Carefree lyfe man

During exchange, reality is suspended for four months. Being away from the pressures of student life at Northwestern along with significant distance from the responsibilities of reality produces a relaxed environment. This gives you opportunity to explore a new environment, experience a different part of the world, and meet new people. The çay breaks are long, the lunch breaks longer, and the three day weekends spoiled me.

For the first time in awhile, school was not an overwhelming burden and I finally had the time to introduce some more variety into my life. I read for enjoyment, something I haven’t done in years, finishing off a few biographies of comedians. I exercised more and played quite a bit of soccer and Frisbee.  I also got the chance to sightsee places that I’ve dreamed of visiting.

But above all of that, I just enjoyed hanging out with new faces that I’ve grown to cherish as friends. Although exchange is short, there is a desire to hang out and do as much as you can due to the fact that it is temporary with a quickly approaching finale. This shared urgency is really what allowed me to get close to a lot of people in such a short period time. During the last month and a half in Istanbul, I feel like I really lived, rarely saying no to a new or unfamiliar experience. In some ways, I hope this carries over to life in America.

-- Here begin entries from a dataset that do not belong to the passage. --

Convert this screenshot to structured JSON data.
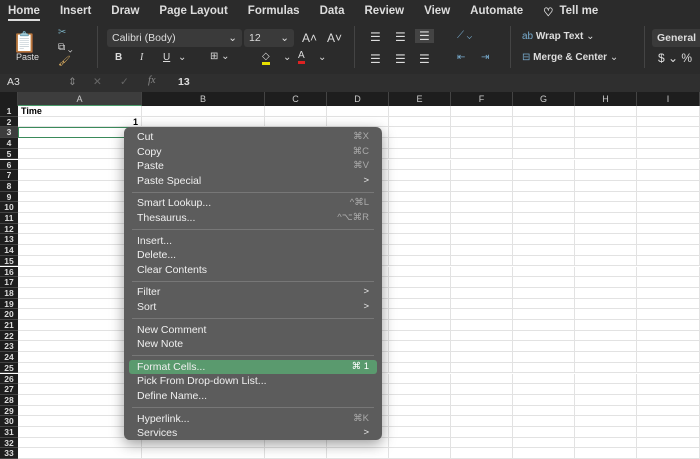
{
  "tabs": [
    "Home",
    "Insert",
    "Draw",
    "Page Layout",
    "Formulas",
    "Data",
    "Review",
    "View",
    "Automate",
    "Tell me"
  ],
  "ribbon": {
    "paste": "Paste",
    "font": "Calibri (Body)",
    "size": "12",
    "bold": "B",
    "italic": "I",
    "underline": "U",
    "wrap": "Wrap Text",
    "merge": "Merge & Center",
    "number_format": "General",
    "currency": "$"
  },
  "formula": {
    "name_box": "A3",
    "fx": "fx",
    "value": "13"
  },
  "columns": [
    "A",
    "B",
    "C",
    "D",
    "E",
    "F",
    "G",
    "H",
    "I"
  ],
  "cells": {
    "a1": "Time",
    "a2": "1"
  },
  "menu": [
    [
      {
        "label": "Cut",
        "sc": "⌘X"
      },
      {
        "label": "Copy",
        "sc": "⌘C"
      },
      {
        "label": "Paste",
        "sc": "⌘V"
      },
      {
        "label": "Paste Special",
        "sc": ">"
      }
    ],
    [
      {
        "label": "Smart Lookup...",
        "sc": "^⌘L"
      },
      {
        "label": "Thesaurus...",
        "sc": "^⌥⌘R"
      }
    ],
    [
      {
        "label": "Insert...",
        "sc": ""
      },
      {
        "label": "Delete...",
        "sc": ""
      },
      {
        "label": "Clear Contents",
        "sc": ""
      }
    ],
    [
      {
        "label": "Filter",
        "sc": ">"
      },
      {
        "label": "Sort",
        "sc": ">"
      }
    ],
    [
      {
        "label": "New Comment",
        "sc": ""
      },
      {
        "label": "New Note",
        "sc": ""
      }
    ],
    [
      {
        "label": "Format Cells...",
        "sc": "⌘ 1",
        "hl": true
      },
      {
        "label": "Pick From Drop-down List...",
        "sc": ""
      },
      {
        "label": "Define Name...",
        "sc": ""
      }
    ],
    [
      {
        "label": "Hyperlink...",
        "sc": "⌘K"
      },
      {
        "label": "Services",
        "sc": ">"
      }
    ]
  ]
}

Ortaköy Mosque


Brain Salad, yum


You’re not always on high alert while abroad; while you’re obliviously eating your croissants and adding stuff to your snapchat story. Events like the 13th of November are something no one ever imagines, but the horrific truth is that they happen, and this happened. I have at this point been all too close to too many of these big events. I was six and confused being taken out of school on 9/11, and 21 and crying watching the news in Paris, waking up in London to a text about stabbings in the tube, and blithely wandering around Istanbul right between two separate attacks in Turkey. I’ve dodged too much at this point, I’m too close to all of it, and I feel as though that’s all I can say. There’s no blog post that I can write that will say anything more profound or more profoundly offensive than all the journalists and over-excited Twitter users have already covered. For me, it’s simple silence in the wake of shock that, devastatingly, just isn’t as shocking as it should be.

I think in terms of this blog entry and how this all relates to the exchange experience, it’s important to remember that going abroad is not a fantasy, it’s a fantastic opportunity to gain practical and meaningful life experience. Europe is not an amusement park, it’s not just fashion and food and dancing. If you come here, if you study abroad anywhere, and particularly if you choose exchange, it should be in answer to an express desire to grow up.